◆ Brief
Show each line in the listing below that contains the word "icon".
------------------------
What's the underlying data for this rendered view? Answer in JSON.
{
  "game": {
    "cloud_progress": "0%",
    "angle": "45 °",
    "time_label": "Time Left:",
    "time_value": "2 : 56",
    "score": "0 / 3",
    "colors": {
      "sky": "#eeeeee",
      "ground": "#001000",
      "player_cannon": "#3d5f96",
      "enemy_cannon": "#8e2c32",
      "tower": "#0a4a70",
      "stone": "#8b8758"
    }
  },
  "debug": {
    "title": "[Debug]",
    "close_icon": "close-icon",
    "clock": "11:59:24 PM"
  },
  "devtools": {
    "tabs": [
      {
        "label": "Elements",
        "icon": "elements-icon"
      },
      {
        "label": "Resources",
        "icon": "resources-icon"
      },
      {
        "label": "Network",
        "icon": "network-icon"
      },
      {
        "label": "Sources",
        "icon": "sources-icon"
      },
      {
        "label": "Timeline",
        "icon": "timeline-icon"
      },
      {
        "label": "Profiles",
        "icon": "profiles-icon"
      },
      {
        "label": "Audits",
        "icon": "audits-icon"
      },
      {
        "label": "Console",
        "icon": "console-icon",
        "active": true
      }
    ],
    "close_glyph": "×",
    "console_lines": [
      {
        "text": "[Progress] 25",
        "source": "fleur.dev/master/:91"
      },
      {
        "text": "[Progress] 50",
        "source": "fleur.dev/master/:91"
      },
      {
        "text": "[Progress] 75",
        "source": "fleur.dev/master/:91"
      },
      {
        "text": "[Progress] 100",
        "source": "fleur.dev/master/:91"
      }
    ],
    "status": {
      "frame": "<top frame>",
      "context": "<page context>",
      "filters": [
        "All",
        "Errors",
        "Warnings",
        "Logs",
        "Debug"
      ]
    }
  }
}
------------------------
◆ Output of the task
    "close_icon": "close-icon",
        "icon": "elements-icon"
        "icon": "resources-icon"
        "icon": "network-icon"
        "icon": "sources-icon"
        "icon": "timeline-icon"
        "icon": "profiles-icon"
        "icon": "audits-icon"
        "icon": "console-icon",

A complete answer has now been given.